TimesLIVE retraced his journey home after the scandal to a remote Zimbabwean village in Lupane, Matabeleland North. The closest urban centre is Bulawayo, over 150km south.

There, Moyo was known as Thabiso Mlanje, 28, who in his formative years at the local Gogo Primary School was known for his football skills. He took the name Brighton Moyo when he got to South Africa.

Unbeknown to his grandmother and everyone back home, he became infamous for taking part in a “resurrection” ceremony performed by Congolese preacher Alph Lukau of Alleluia Ministries.

“He went to South Africa in 2011 to look for a job. He married a girl from a nearby village. When they had children, they sent them back home and we never knew what he was up to … what we are being told now,” said Emily Moyo, his grandmother.

The revelation came after Thabiso succumbed to pneumonia at the local referral hospital, St Luke’s. His relatives had known for some time that he was not in good health, with news filtering through that he had been bedridden in South Africa. His death certificate record is 49/19 – meaning that he was the 49th person to die at the rural hospital this year.
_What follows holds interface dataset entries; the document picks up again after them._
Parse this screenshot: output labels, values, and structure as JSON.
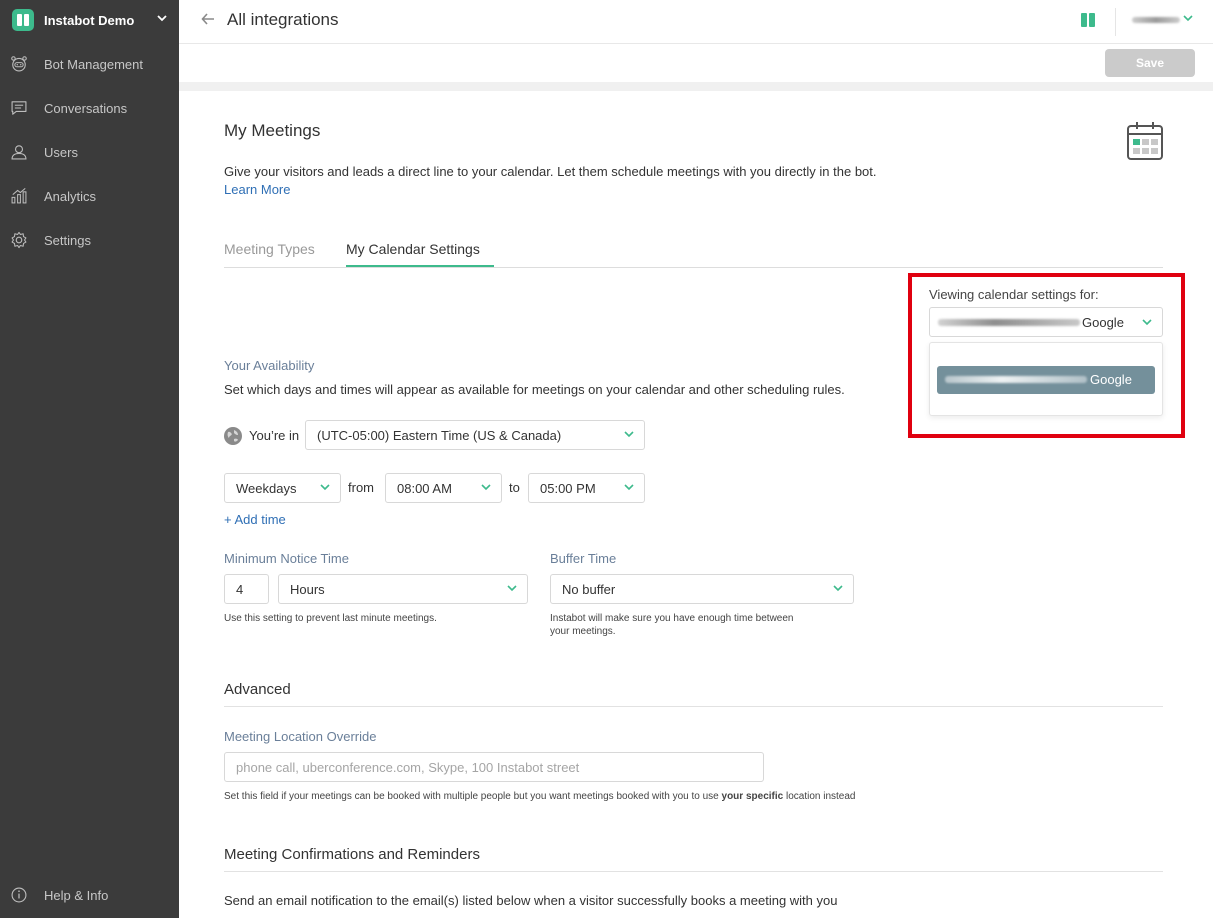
{
  "sidebar": {
    "brand": "Instabot Demo",
    "items": [
      {
        "label": "Bot Management",
        "icon": "bot-icon"
      },
      {
        "label": "Conversations",
        "icon": "chat-icon"
      },
      {
        "label": "Users",
        "icon": "user-icon"
      },
      {
        "label": "Analytics",
        "icon": "analytics-icon"
      },
      {
        "label": "Settings",
        "icon": "gear-icon"
      }
    ],
    "help": "Help & Info"
  },
  "topbar": {
    "title": "All integrations",
    "save_label": "Save"
  },
  "page": {
    "heading": "My Meetings",
    "description": "Give your visitors and leads a direct line to your calendar. Let them schedule meetings with you directly in the bot.",
    "learn_more": "Learn More",
    "tabs": [
      {
        "label": "Meeting Types",
        "active": false
      },
      {
        "label": "My Calendar Settings",
        "active": true
      }
    ]
  },
  "calendar_account": {
    "viewing_label": "Viewing calendar settings for:",
    "selected_provider": "Google",
    "options": [
      {
        "provider": "Google"
      }
    ]
  },
  "availability": {
    "heading": "Your Availability",
    "description": "Set which days and times will appear as available for meetings on your calendar and other scheduling rules.",
    "youre_in_label": "You’re in",
    "timezone": "(UTC-05:00) Eastern Time (US & Canada)",
    "days": "Weekdays",
    "from_label": "from",
    "from_time": "08:00 AM",
    "to_label": "to",
    "to_time": "05:00 PM",
    "add_time": "+ Add time"
  },
  "minimum_notice": {
    "label": "Minimum Notice Time",
    "value": "4",
    "unit": "Hours",
    "help": "Use this setting to prevent last minute meetings."
  },
  "buffer": {
    "label": "Buffer Time",
    "value": "No buffer",
    "help_line1": "Instabot will make sure you have enough time between",
    "help_line2": "your meetings."
  },
  "advanced": {
    "heading": "Advanced",
    "location_label": "Meeting Location Override",
    "location_placeholder": "phone call, uberconference.com, Skype, 100 Instabot street",
    "help_prefix": "Set this field if your meetings can be booked with multiple people but you want meetings booked with you to use ",
    "help_bold": "your specific",
    "help_suffix": " location instead"
  },
  "confirmations": {
    "heading": "Meeting Confirmations and Reminders",
    "description": "Send an email notification to the email(s) listed below when a visitor successfully books a meeting with you"
  },
  "colors": {
    "accent": "#3dba8c",
    "sidebar_bg": "#3b3b3b",
    "link": "#2f6fb5",
    "highlight_box": "#e0000f",
    "selected_option": "#74909b"
  }
}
“Now when I look at it, the time he was said to have been resurrected is the time he had been in hospital in Johannesburg. I think he was a perfect candidate because he had shed a lot of weight,” said his grandmother.

His brother, Stanley Mlanje, who also works in South Africa, said Thabiso did not get proper healthcare in South Africa because he had been on the run from police since the resurrection scandal. That’s why he agreed with his wife to go home to find some peace and quiet.

“He always ran away from hospital when he heard there were police around. It was in connection with the ‘miracles’. We decided not to ask him about it because we wanted him to fully recover. I guess the truth has gone with him,” said Stanley.

Moyo is survived by his wife, Simelweyinkosi, and two children, aged six and four.

His wife distanced herself from the resurrection fiasco. “What he did during his spare time is not my business. I am not in a position to talk about that issue because I am in the dark. With him gone, we will never know the truth – but I have to go back to South Africa, where I work,” she said. “He died three days after he was admitted in hospital with severe pneumonia.”

According to media reports in Zimbabwe, the police visited his relatives after the burial to ask questions in connection with the “miracle” scandal in South Africa.

Police spokesperson Siphiwe Makonese confirmed that they got wind that a fugitive from the justice system had been buried in the area.

“The deceased had a case to answer in South Africa, where he is understood to have fled from. It was standard procedure from the police to find out how and why they housed someone on the run,” she said.